|Cooperative Classification||F16M2200/08, F16M11/2014, Y10S248/92, F16M11/10, F16M11/12, Y10S248/923|
|European Classification||F16M11/20A1, F16M11/10, F16M11/12|
|May 24, 1995||AS||Assignment|
Owner name: APPLE COMPUTER, INC., CALIFORNIA
Free format text: ASSIGNMENT OF ASSIGNORS INTEREST;ASSIGNORS:CHASE, STEVEN B.;LEVINS, JAMES K.;DIAZ, ELIZABETH B.;REEL/FRAME:007483/0138;SIGNING DATES FROM 19950515 TO 19950516
|Aug 23, 1999||AS||Assignment|
Owner name: MOTOR/ROTOR, INC., CALIFORNIA
Free format text: ASSIGNMENT OF ASSIGNORS INTEREST;ASSIGNOR:FIBERLITE CENTRIFUGE INC. (PIRAMOON TECHNOLOGIES, INC.);REEL/FRAME:010188/0994
Effective date: 19990715
|Apr 12, 2001||FPAY||Fee payment|
Year of fee payment: 4
|Apr 6, 2005||FPAY||Fee payment|
Year of fee payment: 8
|Apr 24, 2007||AS||Assignment|
Owner name: APPLE INC.,CALIFORNIA
Free format text: CHANGE OF NAME;ASSIGNOR:APPLE COMPUTER, INC.;REEL/FRAME:019235/0583

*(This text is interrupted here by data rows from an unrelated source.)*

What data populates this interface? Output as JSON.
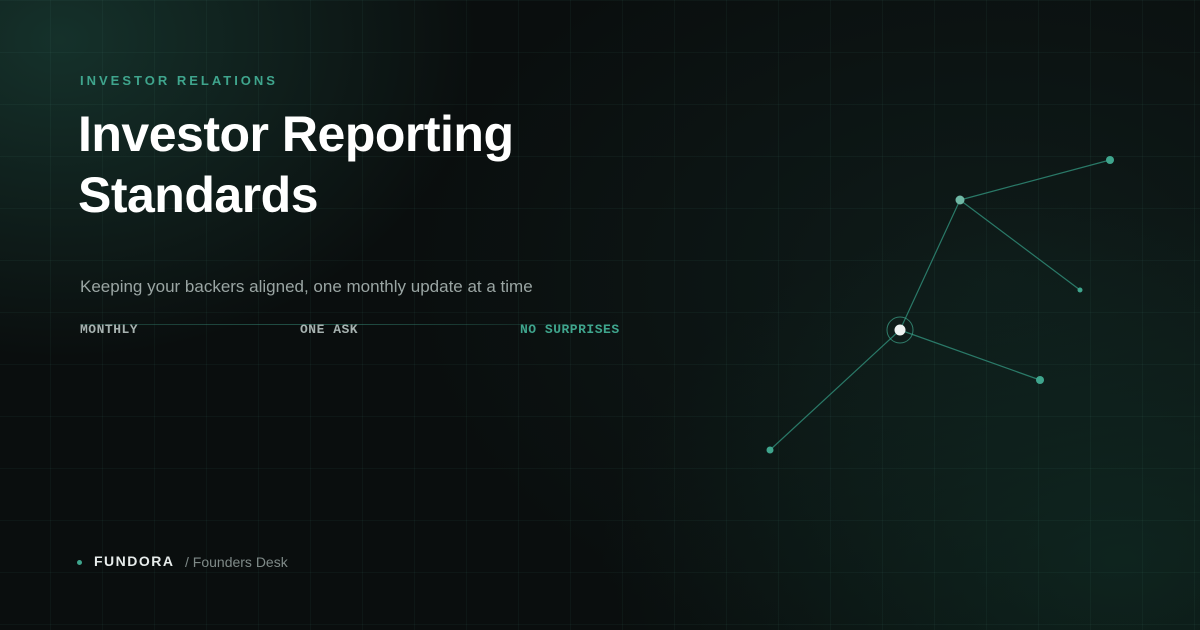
{
  "header": {
    "eyebrow": "INVESTOR RELATIONS",
    "title": "Investor Reporting Standards",
    "subtitle": "Keeping your backers aligned, one monthly update at a time"
  },
  "tags": [
    "MONTHLY",
    "ONE ASK",
    "NO SURPRISES"
  ],
  "footer": {
    "brand": "FUNDORA",
    "section": "/ Founders Desk"
  },
  "colors": {
    "accent": "#3fa58d",
    "background": "#0a0e0e",
    "title": "#ffffff",
    "muted": "#9aa5a3"
  }
}
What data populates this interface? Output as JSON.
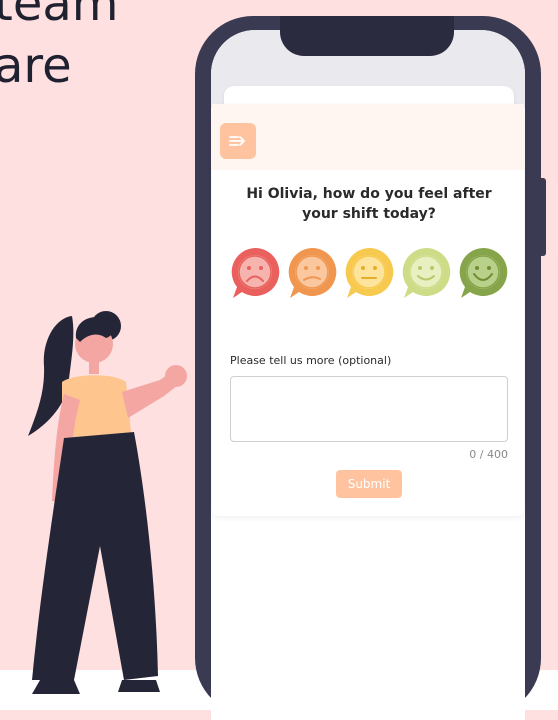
{
  "background": {
    "line1": "team",
    "line2": "are"
  },
  "colors": {
    "page_bg": "#fde0df",
    "phone_frame": "#3a3a52",
    "accent": "#ffc3a0",
    "rating_colors": [
      "#e9605d",
      "#f0964f",
      "#f7c94f",
      "#cddc87",
      "#86a54a"
    ]
  },
  "app": {
    "menu_icon": "menu-arrow-icon",
    "question": "Hi Olivia, how do you feel after your shift today?",
    "ratings": [
      {
        "name": "very-sad",
        "icon": "very-sad-face-icon"
      },
      {
        "name": "sad",
        "icon": "sad-face-icon"
      },
      {
        "name": "neutral",
        "icon": "neutral-face-icon"
      },
      {
        "name": "happy",
        "icon": "happy-face-icon"
      },
      {
        "name": "very-happy",
        "icon": "very-happy-face-icon"
      }
    ],
    "more_label": "Please tell us more (optional)",
    "feedback_value": "",
    "counter": "0 / 400",
    "submit_label": "Submit"
  }
}
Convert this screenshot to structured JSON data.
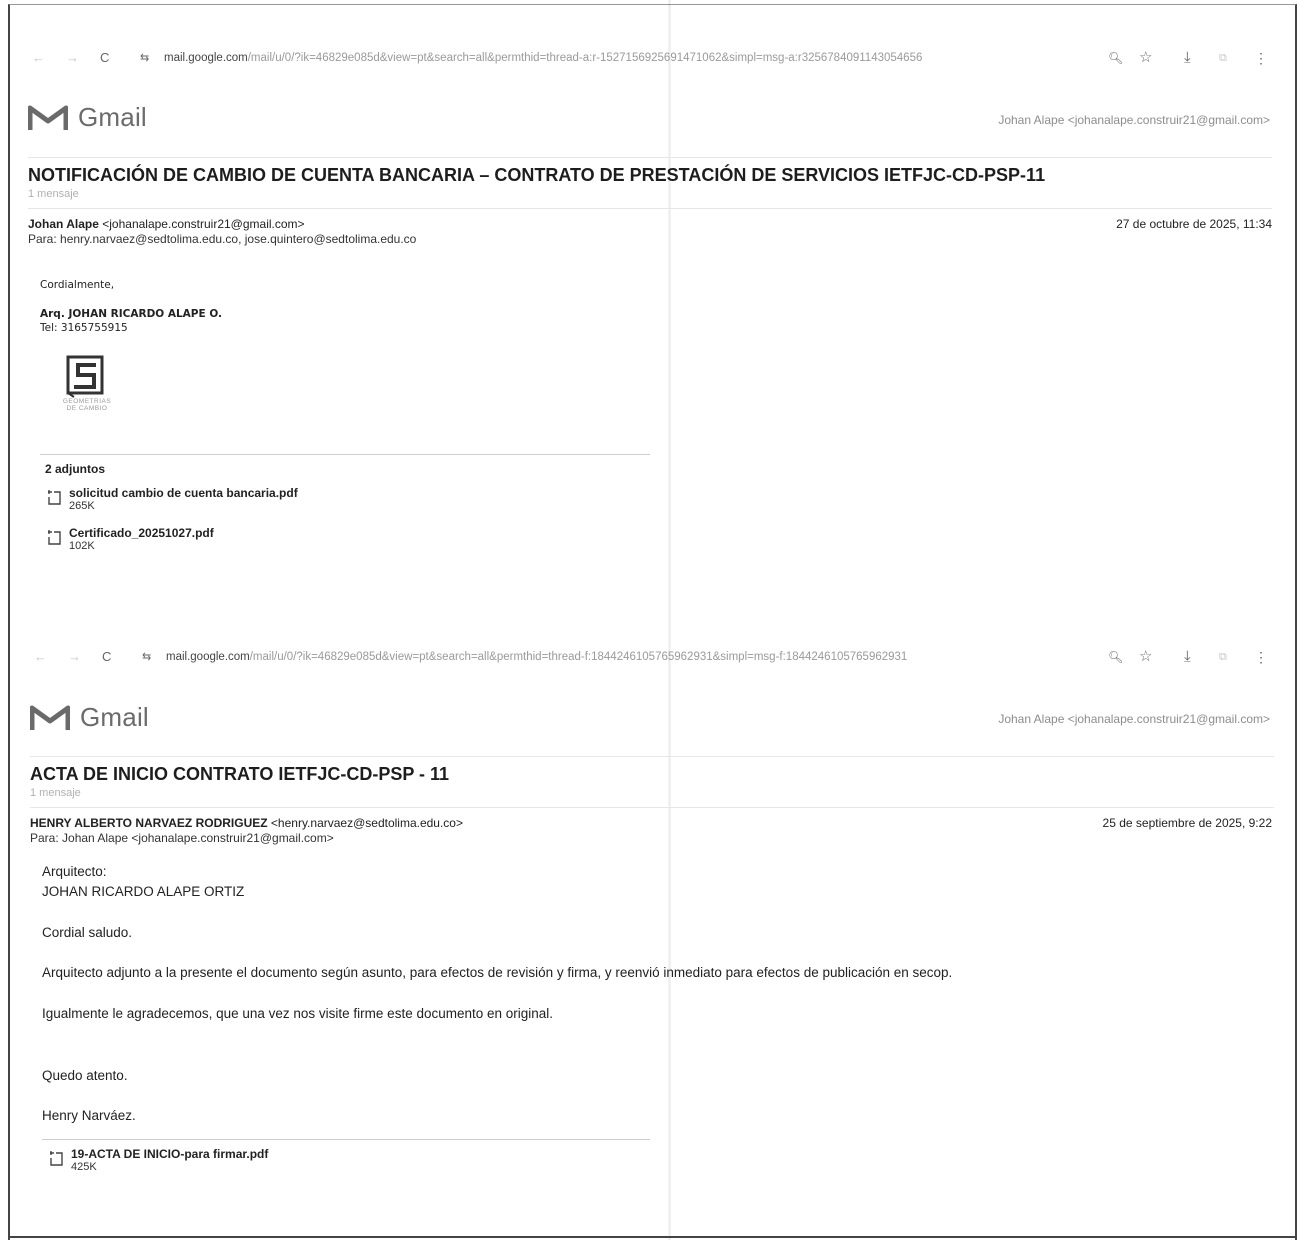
{
  "browser1": {
    "url_host": "mail.google.com",
    "url_path": "/mail/u/0/?ik=46829e085d&view=pt&search=all&permthid=thread-a:r-1527156925691471062&simpl=msg-a:r3256784091143054656"
  },
  "browser2": {
    "url_host": "mail.google.com",
    "url_path": "/mail/u/0/?ik=46829e085d&view=pt&search=all&permthid=thread-f:1844246105765962931&simpl=msg-f:1844246105765962931"
  },
  "icons": {
    "back": "←",
    "forward": "→",
    "reload": "C",
    "site_settings": "⇆",
    "zoom": "🔍︎",
    "star": "☆",
    "download": "⤓",
    "cast": "⧉",
    "menu": "⋮"
  },
  "gmail": {
    "logo_text": "Gmail",
    "account": "Johan Alape <johanalape.construir21@gmail.com>"
  },
  "email1": {
    "subject": "NOTIFICACIÓN DE CAMBIO DE CUENTA BANCARIA – CONTRATO DE PRESTACIÓN DE SERVICIOS IETFJC-CD-PSP-11",
    "count": "1 mensaje",
    "sender_name": "Johan Alape",
    "sender_email": "<johanalape.construir21@gmail.com>",
    "to": "Para: henry.narvaez@sedtolima.edu.co, jose.quintero@sedtolima.edu.co",
    "date": "27 de octubre de 2025, 11:34",
    "closing": "Cordialmente,",
    "sig_name": "Arq. JOHAN RICARDO ALAPE O.",
    "sig_tel": "Tel: 3165755915",
    "attachments_label": "2 adjuntos",
    "attachments": [
      {
        "name": "solicitud cambio de cuenta bancaria.pdf",
        "size": "265K"
      },
      {
        "name": "Certificado_20251027.pdf",
        "size": "102K"
      }
    ]
  },
  "email2": {
    "subject": "ACTA DE INICIO CONTRATO IETFJC-CD-PSP - 11",
    "count": "1 mensaje",
    "sender_name": "HENRY ALBERTO NARVAEZ RODRIGUEZ",
    "sender_email": "<henry.narvaez@sedtolima.edu.co>",
    "to": "Para: Johan Alape <johanalape.construir21@gmail.com>",
    "date": "25 de septiembre de 2025, 9:22",
    "body": [
      "Arquitecto:",
      "JOHAN RICARDO ALAPE ORTIZ",
      "Cordial saludo.",
      "Arquitecto adjunto a la presente el documento según asunto, para efectos de revisión y firma, y reenvió inmediato para efectos de publicación en secop.",
      "Igualmente le agradecemos, que una vez nos visite firme este documento en original.",
      "Quedo atento.",
      "Henry Narváez."
    ],
    "attachments": [
      {
        "name": "19-ACTA DE INICIO-para firmar.pdf",
        "size": "425K"
      }
    ]
  }
}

Effective date: 20070109
|Apr 1, 2009||FPAY||Fee payment|
Year of fee payment: 12